* _Records supplied_
■ ■ ■ ■ ■ ■ ■

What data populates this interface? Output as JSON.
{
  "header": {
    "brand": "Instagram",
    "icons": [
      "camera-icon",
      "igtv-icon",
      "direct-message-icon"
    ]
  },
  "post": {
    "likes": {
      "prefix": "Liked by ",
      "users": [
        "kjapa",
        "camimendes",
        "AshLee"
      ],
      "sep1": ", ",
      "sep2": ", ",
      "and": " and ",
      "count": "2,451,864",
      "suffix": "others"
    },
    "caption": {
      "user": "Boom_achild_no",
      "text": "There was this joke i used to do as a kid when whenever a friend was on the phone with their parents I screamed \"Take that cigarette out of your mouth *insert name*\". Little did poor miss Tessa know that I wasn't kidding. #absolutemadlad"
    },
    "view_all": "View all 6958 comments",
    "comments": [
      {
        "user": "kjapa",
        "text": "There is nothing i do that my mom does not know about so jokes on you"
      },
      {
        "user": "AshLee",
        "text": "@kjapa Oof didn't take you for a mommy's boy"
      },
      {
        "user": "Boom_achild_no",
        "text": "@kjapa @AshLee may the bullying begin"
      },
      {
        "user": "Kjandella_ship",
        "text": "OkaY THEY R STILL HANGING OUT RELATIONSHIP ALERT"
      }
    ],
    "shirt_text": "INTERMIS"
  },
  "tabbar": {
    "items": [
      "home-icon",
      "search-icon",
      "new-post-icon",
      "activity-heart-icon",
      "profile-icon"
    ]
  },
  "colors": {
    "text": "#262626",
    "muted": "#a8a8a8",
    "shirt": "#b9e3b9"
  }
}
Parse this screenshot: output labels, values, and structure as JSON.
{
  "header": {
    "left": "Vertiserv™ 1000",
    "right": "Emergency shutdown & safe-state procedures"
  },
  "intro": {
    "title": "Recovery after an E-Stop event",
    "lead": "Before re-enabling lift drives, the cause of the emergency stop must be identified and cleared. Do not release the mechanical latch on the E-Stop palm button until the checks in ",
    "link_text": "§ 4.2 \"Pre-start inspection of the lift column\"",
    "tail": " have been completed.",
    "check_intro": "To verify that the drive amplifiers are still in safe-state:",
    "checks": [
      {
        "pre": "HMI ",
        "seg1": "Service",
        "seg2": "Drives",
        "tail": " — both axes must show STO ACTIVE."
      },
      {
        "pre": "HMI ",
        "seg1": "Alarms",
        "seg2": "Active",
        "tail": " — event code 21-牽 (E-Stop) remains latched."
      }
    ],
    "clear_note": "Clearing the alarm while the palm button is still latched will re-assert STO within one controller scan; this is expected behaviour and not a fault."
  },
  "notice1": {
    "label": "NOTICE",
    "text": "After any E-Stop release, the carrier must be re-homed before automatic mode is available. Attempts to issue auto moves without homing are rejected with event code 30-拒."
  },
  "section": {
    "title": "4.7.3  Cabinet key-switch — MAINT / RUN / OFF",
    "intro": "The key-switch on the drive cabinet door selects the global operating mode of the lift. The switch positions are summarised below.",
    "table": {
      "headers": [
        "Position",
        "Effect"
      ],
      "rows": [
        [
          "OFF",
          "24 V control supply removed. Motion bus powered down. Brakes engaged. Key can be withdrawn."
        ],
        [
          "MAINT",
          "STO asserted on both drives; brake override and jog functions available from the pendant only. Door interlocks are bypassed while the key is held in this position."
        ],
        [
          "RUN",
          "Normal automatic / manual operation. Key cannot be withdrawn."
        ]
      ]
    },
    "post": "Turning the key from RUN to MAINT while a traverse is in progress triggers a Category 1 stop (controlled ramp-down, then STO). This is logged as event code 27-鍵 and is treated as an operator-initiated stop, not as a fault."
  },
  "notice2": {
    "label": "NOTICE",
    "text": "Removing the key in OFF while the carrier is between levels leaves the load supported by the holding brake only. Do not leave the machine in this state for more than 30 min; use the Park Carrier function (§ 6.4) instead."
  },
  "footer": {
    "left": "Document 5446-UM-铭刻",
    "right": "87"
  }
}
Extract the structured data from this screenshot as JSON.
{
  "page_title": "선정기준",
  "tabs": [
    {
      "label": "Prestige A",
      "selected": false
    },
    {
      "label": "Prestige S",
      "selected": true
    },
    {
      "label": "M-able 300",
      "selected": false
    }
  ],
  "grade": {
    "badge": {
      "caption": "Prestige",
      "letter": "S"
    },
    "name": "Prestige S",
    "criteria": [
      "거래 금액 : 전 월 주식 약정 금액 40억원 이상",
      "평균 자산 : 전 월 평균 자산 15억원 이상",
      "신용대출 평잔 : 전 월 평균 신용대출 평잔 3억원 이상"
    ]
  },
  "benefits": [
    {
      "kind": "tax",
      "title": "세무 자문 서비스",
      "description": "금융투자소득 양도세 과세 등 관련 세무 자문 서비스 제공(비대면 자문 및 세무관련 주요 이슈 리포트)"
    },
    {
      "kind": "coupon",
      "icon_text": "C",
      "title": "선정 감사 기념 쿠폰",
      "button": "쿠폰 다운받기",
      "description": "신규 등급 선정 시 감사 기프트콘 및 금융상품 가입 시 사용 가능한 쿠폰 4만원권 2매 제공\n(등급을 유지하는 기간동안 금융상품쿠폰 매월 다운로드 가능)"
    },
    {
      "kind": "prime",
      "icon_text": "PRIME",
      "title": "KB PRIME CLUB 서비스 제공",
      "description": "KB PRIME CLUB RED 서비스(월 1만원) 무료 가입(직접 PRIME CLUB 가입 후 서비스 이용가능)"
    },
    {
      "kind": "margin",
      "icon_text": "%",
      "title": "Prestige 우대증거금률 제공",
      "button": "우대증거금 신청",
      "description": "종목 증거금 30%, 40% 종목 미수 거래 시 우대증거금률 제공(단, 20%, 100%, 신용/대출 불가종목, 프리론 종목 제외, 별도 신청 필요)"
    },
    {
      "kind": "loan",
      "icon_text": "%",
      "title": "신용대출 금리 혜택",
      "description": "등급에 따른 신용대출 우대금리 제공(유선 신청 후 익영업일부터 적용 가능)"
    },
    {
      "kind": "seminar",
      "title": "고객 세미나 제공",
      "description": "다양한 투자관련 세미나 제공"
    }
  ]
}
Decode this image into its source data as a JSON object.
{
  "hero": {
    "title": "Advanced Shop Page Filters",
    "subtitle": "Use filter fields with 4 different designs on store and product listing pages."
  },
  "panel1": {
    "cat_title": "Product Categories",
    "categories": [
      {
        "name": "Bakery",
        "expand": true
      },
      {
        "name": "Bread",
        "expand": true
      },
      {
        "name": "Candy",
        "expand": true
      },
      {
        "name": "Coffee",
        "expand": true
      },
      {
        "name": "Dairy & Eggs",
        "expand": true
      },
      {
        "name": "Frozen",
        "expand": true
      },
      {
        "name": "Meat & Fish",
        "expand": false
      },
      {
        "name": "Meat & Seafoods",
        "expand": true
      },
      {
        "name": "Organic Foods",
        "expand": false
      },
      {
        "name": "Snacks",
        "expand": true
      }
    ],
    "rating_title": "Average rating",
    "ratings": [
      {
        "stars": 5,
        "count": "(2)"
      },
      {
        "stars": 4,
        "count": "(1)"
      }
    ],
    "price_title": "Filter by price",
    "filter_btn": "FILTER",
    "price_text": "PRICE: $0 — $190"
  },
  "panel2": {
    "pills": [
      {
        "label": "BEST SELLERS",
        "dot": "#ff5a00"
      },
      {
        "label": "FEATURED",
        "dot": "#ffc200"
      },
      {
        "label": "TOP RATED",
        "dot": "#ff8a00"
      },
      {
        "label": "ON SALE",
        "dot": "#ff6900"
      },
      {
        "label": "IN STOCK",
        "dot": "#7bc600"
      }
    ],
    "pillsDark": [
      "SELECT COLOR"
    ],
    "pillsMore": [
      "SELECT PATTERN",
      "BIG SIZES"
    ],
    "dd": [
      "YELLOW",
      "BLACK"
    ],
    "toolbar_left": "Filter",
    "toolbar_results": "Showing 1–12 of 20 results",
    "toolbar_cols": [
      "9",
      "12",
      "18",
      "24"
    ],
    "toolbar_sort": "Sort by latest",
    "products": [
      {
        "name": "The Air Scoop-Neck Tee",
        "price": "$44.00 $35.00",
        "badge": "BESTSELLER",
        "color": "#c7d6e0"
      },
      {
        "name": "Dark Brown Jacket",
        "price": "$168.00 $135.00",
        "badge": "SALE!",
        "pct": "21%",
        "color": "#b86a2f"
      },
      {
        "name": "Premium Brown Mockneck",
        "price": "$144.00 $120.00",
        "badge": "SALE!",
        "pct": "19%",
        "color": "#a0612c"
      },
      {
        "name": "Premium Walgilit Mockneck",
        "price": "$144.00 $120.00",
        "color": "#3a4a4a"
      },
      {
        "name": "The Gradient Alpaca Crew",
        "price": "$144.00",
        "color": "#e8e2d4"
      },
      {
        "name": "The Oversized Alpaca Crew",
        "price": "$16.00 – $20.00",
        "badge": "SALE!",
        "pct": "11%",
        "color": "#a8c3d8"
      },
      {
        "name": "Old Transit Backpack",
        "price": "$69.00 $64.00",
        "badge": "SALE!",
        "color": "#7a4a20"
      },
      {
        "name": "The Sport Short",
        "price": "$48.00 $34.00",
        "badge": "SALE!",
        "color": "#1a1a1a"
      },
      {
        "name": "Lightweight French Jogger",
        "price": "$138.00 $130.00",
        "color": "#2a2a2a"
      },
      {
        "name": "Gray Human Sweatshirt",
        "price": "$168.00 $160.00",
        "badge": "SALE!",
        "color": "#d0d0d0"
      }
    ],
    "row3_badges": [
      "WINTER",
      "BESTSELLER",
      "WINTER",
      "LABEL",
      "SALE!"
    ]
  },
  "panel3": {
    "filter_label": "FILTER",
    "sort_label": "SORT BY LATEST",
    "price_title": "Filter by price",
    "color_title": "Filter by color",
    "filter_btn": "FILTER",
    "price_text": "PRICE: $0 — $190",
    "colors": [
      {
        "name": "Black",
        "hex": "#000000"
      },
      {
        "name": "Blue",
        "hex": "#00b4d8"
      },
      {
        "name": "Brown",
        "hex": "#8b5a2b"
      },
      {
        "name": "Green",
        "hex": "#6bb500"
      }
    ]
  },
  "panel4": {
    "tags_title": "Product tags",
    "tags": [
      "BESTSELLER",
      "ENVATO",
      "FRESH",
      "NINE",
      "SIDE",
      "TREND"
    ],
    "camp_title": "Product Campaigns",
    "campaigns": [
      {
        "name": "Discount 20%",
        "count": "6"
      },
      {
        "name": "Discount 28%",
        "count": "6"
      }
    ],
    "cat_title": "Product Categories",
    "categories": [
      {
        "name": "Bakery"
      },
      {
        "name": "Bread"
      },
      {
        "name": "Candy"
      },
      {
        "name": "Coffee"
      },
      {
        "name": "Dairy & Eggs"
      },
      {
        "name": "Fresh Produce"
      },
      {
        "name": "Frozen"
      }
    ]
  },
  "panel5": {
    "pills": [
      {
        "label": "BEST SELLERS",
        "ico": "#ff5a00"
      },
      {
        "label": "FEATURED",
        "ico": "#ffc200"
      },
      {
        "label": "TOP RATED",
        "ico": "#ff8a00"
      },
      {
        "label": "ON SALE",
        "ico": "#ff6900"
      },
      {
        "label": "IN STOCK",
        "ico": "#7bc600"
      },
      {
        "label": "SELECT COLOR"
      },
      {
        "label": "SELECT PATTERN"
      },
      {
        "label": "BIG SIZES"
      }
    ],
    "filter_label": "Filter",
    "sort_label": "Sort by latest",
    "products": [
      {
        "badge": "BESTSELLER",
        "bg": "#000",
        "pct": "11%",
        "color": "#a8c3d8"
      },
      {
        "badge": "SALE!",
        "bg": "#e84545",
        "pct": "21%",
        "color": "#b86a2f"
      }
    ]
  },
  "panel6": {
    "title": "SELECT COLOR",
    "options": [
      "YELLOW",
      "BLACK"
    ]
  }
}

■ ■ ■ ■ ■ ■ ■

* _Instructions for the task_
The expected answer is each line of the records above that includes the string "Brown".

* _Task solution_
        "name": "Dark Brown Jacket",
        "name": "Premium Brown Mockneck",
        "name": "Brown",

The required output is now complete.